Paper, 272 pages, 43 cartoon drawings
Cloth, 272 pages, 43 cartoon drawings
These two searingly funny and unsettling portraits of teenagers beyond the control and largely beneath the notice of adults in 1980s Taiwan are the first English translations of works by Taiwan's most famous and best-selling literary cult figure. Chang Ta-chun's intricate narrative and keen, ironic sense of humor poignantly and piercingly convey the disillusionment and cynicism of modern Taiwanese youth.
Interweaving the events between the birth of the narrator's younger sister and her abortion at the age of nineteen, the first novel, My Kid Sister, evokes the complex emotional impressions of youth and the often bizarre social dilemmas of adolescence. Combining discussions of fate, existentialism, sexual awakening, and everyday "absurdities" in a typically dysfunctional household, it documents the loss of innocence and the deconstruction of a family.

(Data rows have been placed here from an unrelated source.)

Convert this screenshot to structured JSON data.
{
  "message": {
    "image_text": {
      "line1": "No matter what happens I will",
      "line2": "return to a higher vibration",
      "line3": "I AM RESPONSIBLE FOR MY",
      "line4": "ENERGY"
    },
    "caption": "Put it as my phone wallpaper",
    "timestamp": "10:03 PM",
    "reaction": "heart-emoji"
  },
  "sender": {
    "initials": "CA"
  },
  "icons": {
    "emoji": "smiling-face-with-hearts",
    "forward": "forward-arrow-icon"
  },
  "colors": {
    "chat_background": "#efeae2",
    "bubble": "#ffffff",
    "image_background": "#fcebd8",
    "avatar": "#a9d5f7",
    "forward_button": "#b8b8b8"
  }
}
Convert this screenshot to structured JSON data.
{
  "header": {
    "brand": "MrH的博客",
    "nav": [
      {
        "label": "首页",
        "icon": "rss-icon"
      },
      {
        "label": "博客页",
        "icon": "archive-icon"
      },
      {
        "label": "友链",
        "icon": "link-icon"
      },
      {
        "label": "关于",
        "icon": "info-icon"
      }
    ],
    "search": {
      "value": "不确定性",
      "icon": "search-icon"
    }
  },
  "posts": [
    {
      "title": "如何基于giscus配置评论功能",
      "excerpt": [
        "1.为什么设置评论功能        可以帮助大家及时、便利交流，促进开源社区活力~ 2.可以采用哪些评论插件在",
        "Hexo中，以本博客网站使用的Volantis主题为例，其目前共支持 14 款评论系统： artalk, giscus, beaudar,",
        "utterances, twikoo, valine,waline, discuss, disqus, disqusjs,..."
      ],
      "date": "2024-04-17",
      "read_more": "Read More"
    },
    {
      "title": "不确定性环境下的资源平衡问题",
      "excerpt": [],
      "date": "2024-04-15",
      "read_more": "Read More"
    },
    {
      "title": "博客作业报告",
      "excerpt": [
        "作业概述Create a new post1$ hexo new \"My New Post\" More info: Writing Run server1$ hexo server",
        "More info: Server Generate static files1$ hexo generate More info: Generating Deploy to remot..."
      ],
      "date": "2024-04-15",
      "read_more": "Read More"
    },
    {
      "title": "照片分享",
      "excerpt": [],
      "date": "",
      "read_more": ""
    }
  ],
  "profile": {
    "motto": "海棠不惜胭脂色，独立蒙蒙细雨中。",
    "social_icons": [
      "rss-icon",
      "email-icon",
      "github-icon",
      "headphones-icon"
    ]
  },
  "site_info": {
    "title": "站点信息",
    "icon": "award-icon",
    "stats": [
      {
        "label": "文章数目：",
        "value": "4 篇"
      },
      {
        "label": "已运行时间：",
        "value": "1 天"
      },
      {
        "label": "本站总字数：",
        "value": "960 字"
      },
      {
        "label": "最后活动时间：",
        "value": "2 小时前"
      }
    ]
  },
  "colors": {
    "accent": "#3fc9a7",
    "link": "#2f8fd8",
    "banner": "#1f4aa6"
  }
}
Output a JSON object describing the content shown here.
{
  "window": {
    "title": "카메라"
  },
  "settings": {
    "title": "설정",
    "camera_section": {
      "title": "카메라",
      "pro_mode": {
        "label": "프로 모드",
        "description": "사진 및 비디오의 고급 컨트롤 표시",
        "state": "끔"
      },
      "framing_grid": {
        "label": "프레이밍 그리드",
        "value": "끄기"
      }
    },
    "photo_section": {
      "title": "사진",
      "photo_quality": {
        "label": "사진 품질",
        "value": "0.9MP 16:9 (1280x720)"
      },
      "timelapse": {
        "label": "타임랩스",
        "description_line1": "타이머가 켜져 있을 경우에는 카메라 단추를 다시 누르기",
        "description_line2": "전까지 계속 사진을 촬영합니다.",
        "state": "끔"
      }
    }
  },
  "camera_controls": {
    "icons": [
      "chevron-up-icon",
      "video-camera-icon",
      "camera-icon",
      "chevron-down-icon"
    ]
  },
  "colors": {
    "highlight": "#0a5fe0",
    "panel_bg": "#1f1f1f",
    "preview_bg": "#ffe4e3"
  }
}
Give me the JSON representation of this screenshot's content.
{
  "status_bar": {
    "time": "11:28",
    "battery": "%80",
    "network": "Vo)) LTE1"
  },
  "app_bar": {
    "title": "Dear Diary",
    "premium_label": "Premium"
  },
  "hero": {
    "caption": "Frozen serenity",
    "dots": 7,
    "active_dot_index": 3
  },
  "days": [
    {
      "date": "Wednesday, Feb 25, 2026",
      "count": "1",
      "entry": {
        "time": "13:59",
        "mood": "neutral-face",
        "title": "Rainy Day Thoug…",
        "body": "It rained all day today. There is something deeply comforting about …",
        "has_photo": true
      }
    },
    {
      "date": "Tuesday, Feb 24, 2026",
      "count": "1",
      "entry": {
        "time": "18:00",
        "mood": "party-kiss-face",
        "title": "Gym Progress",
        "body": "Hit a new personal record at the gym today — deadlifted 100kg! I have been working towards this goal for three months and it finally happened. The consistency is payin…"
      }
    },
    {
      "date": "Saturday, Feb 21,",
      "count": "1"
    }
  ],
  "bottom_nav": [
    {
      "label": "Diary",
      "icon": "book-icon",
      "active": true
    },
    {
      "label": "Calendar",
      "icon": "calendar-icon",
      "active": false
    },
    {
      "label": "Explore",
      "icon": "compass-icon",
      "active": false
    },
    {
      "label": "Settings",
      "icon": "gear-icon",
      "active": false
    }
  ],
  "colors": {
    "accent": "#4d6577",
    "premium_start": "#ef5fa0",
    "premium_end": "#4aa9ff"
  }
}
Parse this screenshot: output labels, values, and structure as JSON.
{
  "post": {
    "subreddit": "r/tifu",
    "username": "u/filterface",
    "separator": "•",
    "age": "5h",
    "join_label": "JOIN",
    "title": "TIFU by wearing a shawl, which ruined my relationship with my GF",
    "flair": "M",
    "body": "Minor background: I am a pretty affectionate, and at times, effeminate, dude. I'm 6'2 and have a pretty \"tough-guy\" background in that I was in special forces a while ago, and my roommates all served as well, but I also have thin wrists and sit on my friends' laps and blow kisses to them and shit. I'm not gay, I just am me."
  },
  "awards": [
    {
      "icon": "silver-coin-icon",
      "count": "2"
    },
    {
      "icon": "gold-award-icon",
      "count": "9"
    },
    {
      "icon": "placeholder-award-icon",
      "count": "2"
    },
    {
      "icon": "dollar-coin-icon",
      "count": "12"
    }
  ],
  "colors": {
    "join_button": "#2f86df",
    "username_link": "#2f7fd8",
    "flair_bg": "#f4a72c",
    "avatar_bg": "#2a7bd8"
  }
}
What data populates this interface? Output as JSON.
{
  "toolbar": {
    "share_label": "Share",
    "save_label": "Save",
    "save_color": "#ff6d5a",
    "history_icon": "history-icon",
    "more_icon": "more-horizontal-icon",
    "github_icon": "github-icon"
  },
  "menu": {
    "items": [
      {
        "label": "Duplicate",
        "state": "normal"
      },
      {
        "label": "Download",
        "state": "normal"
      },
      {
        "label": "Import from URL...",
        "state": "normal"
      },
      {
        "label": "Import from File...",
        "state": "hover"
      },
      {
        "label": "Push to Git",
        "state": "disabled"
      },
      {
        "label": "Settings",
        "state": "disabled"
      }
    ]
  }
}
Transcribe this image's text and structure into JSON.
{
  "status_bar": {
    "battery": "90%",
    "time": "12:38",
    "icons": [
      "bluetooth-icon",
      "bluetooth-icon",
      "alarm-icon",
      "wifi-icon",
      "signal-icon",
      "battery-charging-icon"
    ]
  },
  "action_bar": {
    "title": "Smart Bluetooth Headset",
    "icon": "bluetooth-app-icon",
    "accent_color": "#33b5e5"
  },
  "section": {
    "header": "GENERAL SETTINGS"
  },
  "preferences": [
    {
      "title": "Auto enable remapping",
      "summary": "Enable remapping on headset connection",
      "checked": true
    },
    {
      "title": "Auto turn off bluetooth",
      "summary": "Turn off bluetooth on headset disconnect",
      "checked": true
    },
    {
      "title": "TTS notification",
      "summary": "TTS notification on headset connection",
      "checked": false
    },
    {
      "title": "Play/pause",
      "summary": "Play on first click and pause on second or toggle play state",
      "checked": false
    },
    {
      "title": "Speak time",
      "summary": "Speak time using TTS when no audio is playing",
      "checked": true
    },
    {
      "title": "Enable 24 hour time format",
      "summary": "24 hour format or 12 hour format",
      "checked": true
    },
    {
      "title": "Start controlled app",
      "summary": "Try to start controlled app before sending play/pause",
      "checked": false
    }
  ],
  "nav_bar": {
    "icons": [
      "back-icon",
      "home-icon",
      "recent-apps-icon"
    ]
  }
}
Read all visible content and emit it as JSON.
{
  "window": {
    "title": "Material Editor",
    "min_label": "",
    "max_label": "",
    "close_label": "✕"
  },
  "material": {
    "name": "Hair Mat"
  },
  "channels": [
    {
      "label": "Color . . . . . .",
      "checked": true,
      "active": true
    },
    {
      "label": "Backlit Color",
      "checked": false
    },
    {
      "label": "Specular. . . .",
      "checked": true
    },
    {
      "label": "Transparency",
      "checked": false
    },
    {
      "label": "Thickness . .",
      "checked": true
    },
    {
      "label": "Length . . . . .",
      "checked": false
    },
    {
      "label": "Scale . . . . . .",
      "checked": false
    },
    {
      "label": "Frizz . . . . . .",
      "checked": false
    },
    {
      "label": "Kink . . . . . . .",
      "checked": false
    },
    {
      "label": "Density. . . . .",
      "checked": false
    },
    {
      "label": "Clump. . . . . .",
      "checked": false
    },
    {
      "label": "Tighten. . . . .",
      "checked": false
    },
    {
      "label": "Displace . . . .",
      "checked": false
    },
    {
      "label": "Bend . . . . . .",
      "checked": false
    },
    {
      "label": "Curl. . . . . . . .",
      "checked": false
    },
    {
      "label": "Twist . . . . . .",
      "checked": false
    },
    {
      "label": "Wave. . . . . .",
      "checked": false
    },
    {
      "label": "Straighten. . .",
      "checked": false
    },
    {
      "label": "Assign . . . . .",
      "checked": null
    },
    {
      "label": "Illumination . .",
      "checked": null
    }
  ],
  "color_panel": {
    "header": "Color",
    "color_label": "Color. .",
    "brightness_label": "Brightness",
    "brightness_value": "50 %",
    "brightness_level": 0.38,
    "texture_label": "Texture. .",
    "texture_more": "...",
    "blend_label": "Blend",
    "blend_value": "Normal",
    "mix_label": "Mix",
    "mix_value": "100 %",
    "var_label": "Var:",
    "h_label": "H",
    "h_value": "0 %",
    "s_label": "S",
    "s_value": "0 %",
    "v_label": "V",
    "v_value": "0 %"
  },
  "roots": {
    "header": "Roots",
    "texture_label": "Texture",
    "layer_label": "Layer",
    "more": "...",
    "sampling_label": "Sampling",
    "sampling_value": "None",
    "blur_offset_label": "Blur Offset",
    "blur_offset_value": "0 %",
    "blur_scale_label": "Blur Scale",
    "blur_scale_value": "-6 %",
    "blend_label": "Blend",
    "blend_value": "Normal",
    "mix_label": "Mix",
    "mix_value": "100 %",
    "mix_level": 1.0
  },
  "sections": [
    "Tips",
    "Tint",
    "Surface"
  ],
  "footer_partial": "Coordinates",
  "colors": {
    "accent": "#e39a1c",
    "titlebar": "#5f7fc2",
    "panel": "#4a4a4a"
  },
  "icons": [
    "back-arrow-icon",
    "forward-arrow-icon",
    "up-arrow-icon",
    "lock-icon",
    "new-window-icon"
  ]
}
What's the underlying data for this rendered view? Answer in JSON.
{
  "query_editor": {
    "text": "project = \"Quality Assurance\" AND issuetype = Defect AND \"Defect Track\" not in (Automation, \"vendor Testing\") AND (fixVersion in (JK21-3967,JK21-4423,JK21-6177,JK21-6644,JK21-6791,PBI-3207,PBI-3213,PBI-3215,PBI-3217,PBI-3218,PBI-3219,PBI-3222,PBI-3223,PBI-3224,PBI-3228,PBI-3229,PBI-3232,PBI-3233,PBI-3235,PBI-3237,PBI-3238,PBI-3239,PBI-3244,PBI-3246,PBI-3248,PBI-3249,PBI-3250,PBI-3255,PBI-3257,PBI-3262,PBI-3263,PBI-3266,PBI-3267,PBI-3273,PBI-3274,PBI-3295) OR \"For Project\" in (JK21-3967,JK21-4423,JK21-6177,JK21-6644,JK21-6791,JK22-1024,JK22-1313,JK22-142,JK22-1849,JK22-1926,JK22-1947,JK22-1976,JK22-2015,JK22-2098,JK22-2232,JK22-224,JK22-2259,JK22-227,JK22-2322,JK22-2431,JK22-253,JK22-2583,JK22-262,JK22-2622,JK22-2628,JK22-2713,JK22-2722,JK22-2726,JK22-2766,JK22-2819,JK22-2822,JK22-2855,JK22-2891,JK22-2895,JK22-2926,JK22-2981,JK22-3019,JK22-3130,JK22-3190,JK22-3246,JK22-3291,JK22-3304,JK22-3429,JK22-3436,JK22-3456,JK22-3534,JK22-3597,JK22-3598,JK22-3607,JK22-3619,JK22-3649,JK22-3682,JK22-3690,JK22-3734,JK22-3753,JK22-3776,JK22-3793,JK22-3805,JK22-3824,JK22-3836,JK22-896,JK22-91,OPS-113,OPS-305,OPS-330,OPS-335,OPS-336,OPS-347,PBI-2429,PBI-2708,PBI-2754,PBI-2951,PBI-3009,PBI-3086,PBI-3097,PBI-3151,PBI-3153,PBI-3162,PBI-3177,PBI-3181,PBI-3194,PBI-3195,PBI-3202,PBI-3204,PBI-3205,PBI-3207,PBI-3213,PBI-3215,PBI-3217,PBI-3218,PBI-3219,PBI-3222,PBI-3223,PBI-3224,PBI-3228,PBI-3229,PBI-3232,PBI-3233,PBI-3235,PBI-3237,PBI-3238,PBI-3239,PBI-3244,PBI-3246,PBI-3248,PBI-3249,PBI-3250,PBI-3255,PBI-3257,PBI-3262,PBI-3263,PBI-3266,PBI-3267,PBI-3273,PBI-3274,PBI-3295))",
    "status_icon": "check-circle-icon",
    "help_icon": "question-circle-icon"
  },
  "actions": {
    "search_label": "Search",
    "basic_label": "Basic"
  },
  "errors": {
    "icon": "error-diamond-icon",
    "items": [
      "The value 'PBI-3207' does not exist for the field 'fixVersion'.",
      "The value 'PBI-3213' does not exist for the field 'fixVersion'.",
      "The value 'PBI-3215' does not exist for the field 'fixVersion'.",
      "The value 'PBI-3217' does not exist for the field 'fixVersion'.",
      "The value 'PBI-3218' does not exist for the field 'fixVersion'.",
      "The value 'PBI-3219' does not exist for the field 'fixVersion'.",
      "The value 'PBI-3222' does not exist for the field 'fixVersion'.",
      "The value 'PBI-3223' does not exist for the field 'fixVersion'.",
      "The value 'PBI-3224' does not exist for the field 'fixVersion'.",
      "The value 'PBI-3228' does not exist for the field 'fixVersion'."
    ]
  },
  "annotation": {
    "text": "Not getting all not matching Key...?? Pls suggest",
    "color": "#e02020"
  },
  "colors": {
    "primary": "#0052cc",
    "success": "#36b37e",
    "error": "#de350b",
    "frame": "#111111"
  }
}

In Wild Child, fourteen-year-old Hou Shichun drops out of school, runs away from home, and descends into the Taiwanese underworld, where he encounters an oddball assortment of similarly lost adolescents in desperate circumstances. This novel will inevitably invite comparisons with the classic The Catcher in the Rye, but unlike Holden Caulfield, Hou isn't given any second chances. With characteristic frankness and irony, Chang's teenagers bear witness to a new form of cultural and spiritual bankruptcy.